I recently wrote this article for Christian Standard magazine, and I’m already getting lots of feedback on both sides of the issue. Click the link below to read the entire article on the CS site.
“God’s plan for your life isn’t a map you see all at once, but a scroll unrolled a little at a time, requiring faith,” Rick Warren recently tweeted.
“God will accelerate his plan for your life as you put your trust in him. God is giving you victory sooner than you think,” says Joel Osteen.
Less prominent Christians champion the theology as well. In responding to a new believer’s question about his career, a contributor to Bible-Knowledge.com writes, “God will now be the one to fully guide you into whatever jobs he will want you to have. . . . The choice is no longer yours! In the meantime, God will make sure you have enough money and support coming in to keep you afloat until this next job comes through.”
It is comforting to believe God has mapped out our future. It is exciting to think he’s bringing me victory. And I would love for God to make sure I have enough money while I passively wait for it to happen.
But unlike pastors Warren and Osteen, Mr. Bible-Knowledge, and many Christians I know, I don’t believe God has created a plan for my life—or for yours.
Problems with “The Plan”
–We take verses out of context
Jeremiah 29:11 is a cherished verse, frequently used for encouragement in graduation cards, post-breakup pep talks and, yes, job searches. (Well-meaning believers have recited it to me in all three contexts.) Along with The Bachelorette and people who refuse to vaccinate their children, its yanked-out-of-context use is one of the biggest pet peeves of my life.
Somehow we forget the grim reality surrounding this verse: amidst oracles of doom and judgment against Judah, Jeremiah says these words to comfort the people (as a group) with promises of eventual restoration and return from exile.
This is a bit different from claiming it as a guarantee of a fulfilling job, wonderful spouse, or ministry “call.”

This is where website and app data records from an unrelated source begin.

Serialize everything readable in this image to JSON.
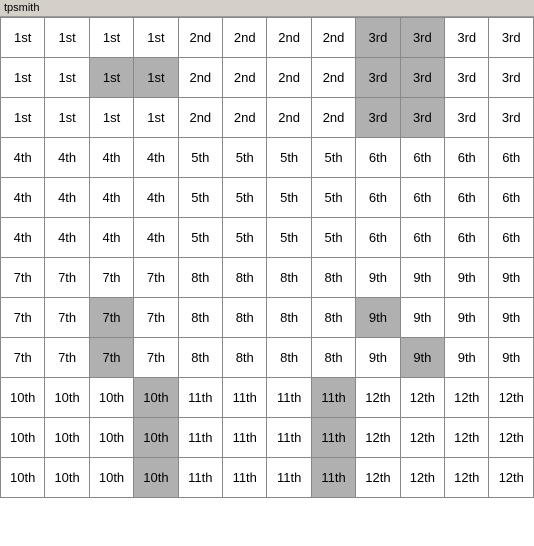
{
  "title": "tpsmith",
  "grid": {
    "rows": [
      [
        "1st",
        "1st",
        "1st",
        "1st",
        "2nd",
        "2nd",
        "2nd",
        "2nd",
        "3rd",
        "3rd",
        "3rd",
        "3rd"
      ],
      [
        "1st",
        "1st",
        "1st",
        "1st",
        "2nd",
        "2nd",
        "2nd",
        "2nd",
        "3rd",
        "3rd",
        "3rd",
        "3rd"
      ],
      [
        "1st",
        "1st",
        "1st",
        "1st",
        "2nd",
        "2nd",
        "2nd",
        "2nd",
        "3rd",
        "3rd",
        "3rd",
        "3rd"
      ],
      [
        "4th",
        "4th",
        "4th",
        "4th",
        "5th",
        "5th",
        "5th",
        "5th",
        "6th",
        "6th",
        "6th",
        "6th"
      ],
      [
        "4th",
        "4th",
        "4th",
        "4th",
        "5th",
        "5th",
        "5th",
        "5th",
        "6th",
        "6th",
        "6th",
        "6th"
      ],
      [
        "4th",
        "4th",
        "4th",
        "4th",
        "5th",
        "5th",
        "5th",
        "5th",
        "6th",
        "6th",
        "6th",
        "6th"
      ],
      [
        "7th",
        "7th",
        "7th",
        "7th",
        "8th",
        "8th",
        "8th",
        "8th",
        "9th",
        "9th",
        "9th",
        "9th"
      ],
      [
        "7th",
        "7th",
        "7th",
        "7th",
        "8th",
        "8th",
        "8th",
        "8th",
        "9th",
        "9th",
        "9th",
        "9th"
      ],
      [
        "7th",
        "7th",
        "7th",
        "7th",
        "8th",
        "8th",
        "8th",
        "8th",
        "9th",
        "9th",
        "9th",
        "9th"
      ],
      [
        "10th",
        "10th",
        "10th",
        "10th",
        "11th",
        "11th",
        "11th",
        "11th",
        "12th",
        "12th",
        "12th",
        "12th"
      ],
      [
        "10th",
        "10th",
        "10th",
        "10th",
        "11th",
        "11th",
        "11th",
        "11th",
        "12th",
        "12th",
        "12th",
        "12th"
      ],
      [
        "10th",
        "10th",
        "10th",
        "10th",
        "11th",
        "11th",
        "11th",
        "11th",
        "12th",
        "12th",
        "12th",
        "12th"
      ]
    ],
    "highlights": [
      [
        2,
        2
      ],
      [
        1,
        8
      ],
      [
        1,
        9
      ],
      [
        2,
        8
      ],
      [
        2,
        9
      ],
      [
        8,
        2
      ],
      [
        8,
        9
      ],
      [
        9,
        3
      ],
      [
        9,
        7
      ],
      [
        13,
        3
      ],
      [
        14,
        3
      ],
      [
        13,
        7
      ],
      [
        14,
        7
      ]
    ],
    "highlight_cells": {
      "1_2": true,
      "1_3": true,
      "0_8": true,
      "0_9": true,
      "1_8": true,
      "1_9": true,
      "2_8": true,
      "2_9": true,
      "7_2": true,
      "8_2": true,
      "7_8": true,
      "8_8": true,
      "8_9": true,
      "9_3": true,
      "10_3": true,
      "11_3": true,
      "9_7": true,
      "10_7": true,
      "11_7": true
    }
  }
}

Click here to read more, including why I find this theology harmful, why it lets American Christians feel special, and and what I do believe about God’s plan.